Selective serotonin reuptake inhibitors (SSRIs) are the most commonly prescribed type of antidepressant medication on the marketplace. Unfortunately, the Food and Drug Administration has warned of an increased risk of birth defects in infants exposed to SSRIs in utero.
SSRI medications may increase the risk of a variety of birth defects, including “persistent pulmonary hypertension of the newborn” (PPHN), a serious heart condition. Personal injury lawsuits have been filed by families who believe that their child suffered complications due to exposure to SSRIs in the womb. Read more about these lawsuits at zoloftlawsuit-info.com.
While a defective product claim against the SSRI manufacturer can allow family members of an injured infant to recover full and fair compensation for damage caused by the birth defects, not every lawsuit is successful and not every mother or baby is eligible to make a claim.
Who can File an SSRI Birth Defect Case?
A plaintiff making a claim against the manufacturer of an SSRI medication must demonstrate that the manufacturer breached some legal duty or failed to fulfill some obligation to the plaintiff. There are a number of different legal grounds plaintiffs can use in SSRI birth defect cases to argue the drug manufacturer is to blame. These include:

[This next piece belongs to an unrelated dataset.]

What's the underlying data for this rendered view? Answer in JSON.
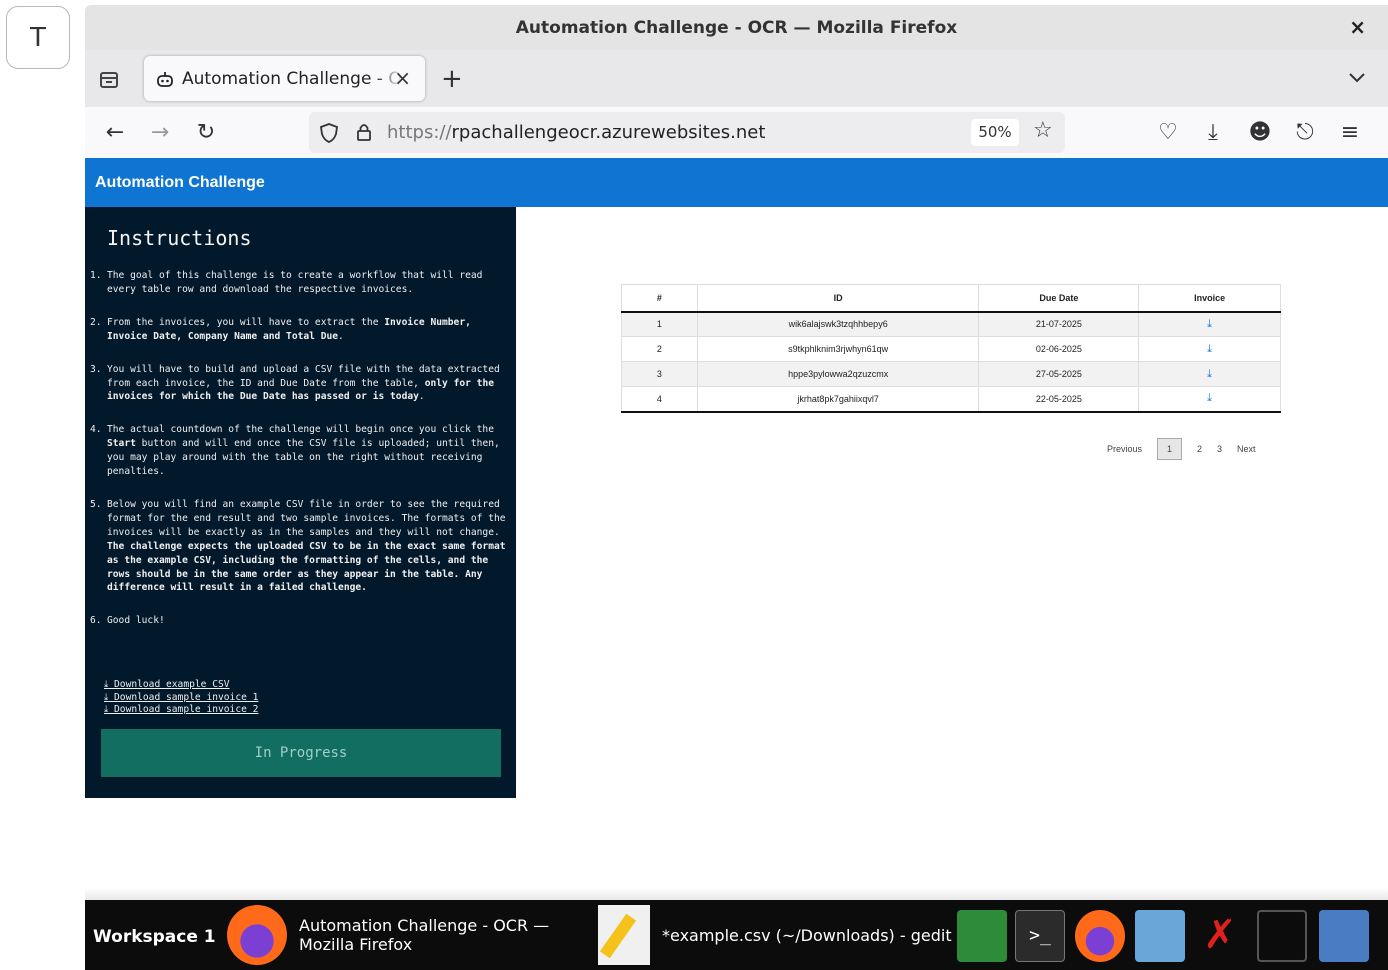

Strict liability rules say manufacturers of defective products and dangerous drugs can be held legally accountable even absent any negligence or wrongdoing, provided the medical drug or device causes unexpected harm when used as intended.
Negligent Design or Marketing:
Drug companies must be reasonably careful when they design, produce and market products. If the company makes an error in creating or producing the drug that results in a danger to patients, the drug manufacturer can be held liable.
Failure to Warn:
Drug companies have an obligation to alert patients to potential side effects and risks, so that patients can make an informed choice. If the SSRI manufacturer failed to inform patients that SSRIs increased the risk of birth defects, this can give rise to a case based on failure to warn.
Any time a company is unreasonably unprofessional or takes unreasonable risks in its actions, the company can be held liable by plaintiffs.
Regardless of whether the plaintiff makes these or other legal arguments in an SSRI birth defects case, however, there is one thing that a plaintiff always must show: causation.
You need Causation or you don’t have a Case
For an SSRI manufacturer to be held legally liable and made to compensate victims of birth defects, the plaintiff must prove by a preponderance of the evidence that the drug was the direct cause of the birth defects. This is called proving causation. Essentially, this requirement means plaintiffs must prove that more likely than not, the birth defect wouldn’t have happened but for the use of the medication.
Unfortunately, it can sometimes be difficult to determine exactly what the specific cause of a birth defect is. If there is a family history of heart problems in infants, for example, then the drug company could argue that the baby’s complications were caused by the baby’s genetics or that the health condition of the mother was the direct cause of harm.
The defendant in an SSRI birth defect case can avoid civil liability by simply showing the victim didn’t prove the case. This means a plaintiff will likely prevail in a case only if there is some medical evidence showing that the birth defect can be tied to the use of antidepressants.
Author bio: Christy Rakoczy earned her J.D. from the University of California in 2009. Today, she uses her legal background as an advocate for consumer rights and patient safety. You can read more of her work at Injury Lawyer News.